Go over the listing below line by line, and return each one holding the string "JSON".

[DATA]

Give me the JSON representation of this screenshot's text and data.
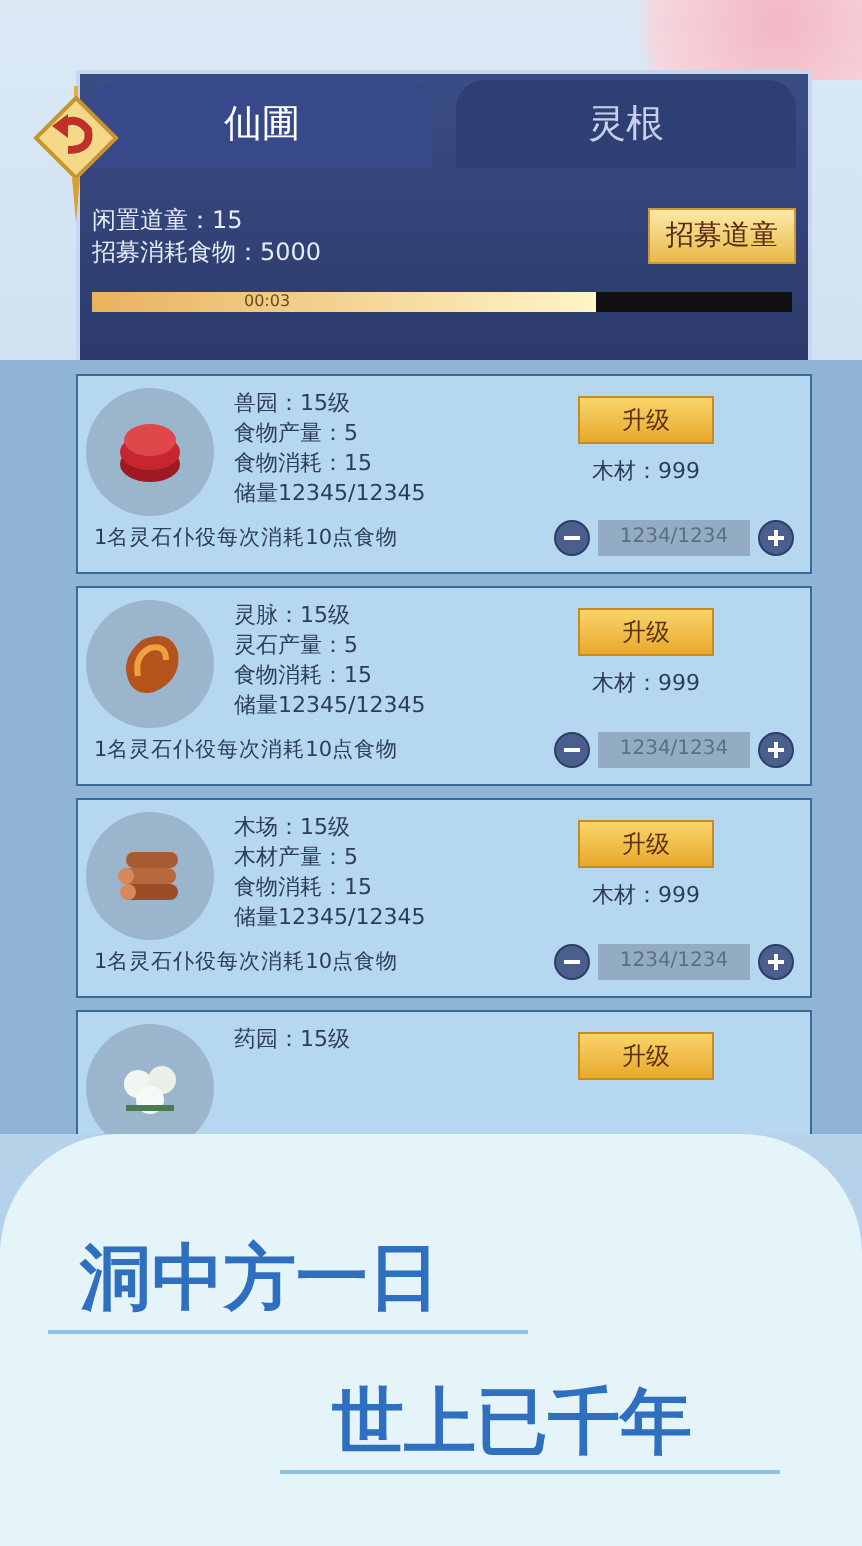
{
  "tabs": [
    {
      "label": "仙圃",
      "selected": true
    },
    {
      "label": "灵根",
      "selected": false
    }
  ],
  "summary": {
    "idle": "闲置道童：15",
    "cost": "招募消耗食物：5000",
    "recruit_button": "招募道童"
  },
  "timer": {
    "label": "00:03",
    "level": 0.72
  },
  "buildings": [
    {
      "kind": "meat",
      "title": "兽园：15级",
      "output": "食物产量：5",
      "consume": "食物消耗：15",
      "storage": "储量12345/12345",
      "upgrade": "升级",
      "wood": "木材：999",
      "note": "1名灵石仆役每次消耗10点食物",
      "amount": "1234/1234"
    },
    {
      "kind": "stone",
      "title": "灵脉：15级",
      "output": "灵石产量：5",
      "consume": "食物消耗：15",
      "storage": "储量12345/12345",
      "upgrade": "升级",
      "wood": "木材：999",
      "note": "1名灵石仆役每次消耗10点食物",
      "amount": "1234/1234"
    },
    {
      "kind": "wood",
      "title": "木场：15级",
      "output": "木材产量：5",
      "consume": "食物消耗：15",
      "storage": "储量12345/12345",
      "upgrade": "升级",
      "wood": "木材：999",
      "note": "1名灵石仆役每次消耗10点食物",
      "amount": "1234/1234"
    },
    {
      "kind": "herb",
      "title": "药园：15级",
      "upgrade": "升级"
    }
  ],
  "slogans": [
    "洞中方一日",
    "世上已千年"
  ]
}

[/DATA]
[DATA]

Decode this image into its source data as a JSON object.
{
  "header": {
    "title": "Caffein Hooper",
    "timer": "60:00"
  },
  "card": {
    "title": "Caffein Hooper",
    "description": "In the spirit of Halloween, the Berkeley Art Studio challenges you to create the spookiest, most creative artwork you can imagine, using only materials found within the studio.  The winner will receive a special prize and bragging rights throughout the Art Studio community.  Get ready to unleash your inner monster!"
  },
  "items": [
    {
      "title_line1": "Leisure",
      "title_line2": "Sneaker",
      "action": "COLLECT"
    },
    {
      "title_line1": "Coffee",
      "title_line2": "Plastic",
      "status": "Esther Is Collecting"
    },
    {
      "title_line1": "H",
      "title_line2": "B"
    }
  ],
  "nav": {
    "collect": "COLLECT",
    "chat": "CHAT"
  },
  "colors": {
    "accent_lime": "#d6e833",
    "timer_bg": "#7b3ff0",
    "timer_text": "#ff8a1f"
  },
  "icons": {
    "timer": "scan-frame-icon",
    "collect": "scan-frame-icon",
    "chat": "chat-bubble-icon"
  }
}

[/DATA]

EXERCISE RESPONSE:
Give me the JSON representation of this screenshot's text and data.
Decode this image into its source data as a JSON object.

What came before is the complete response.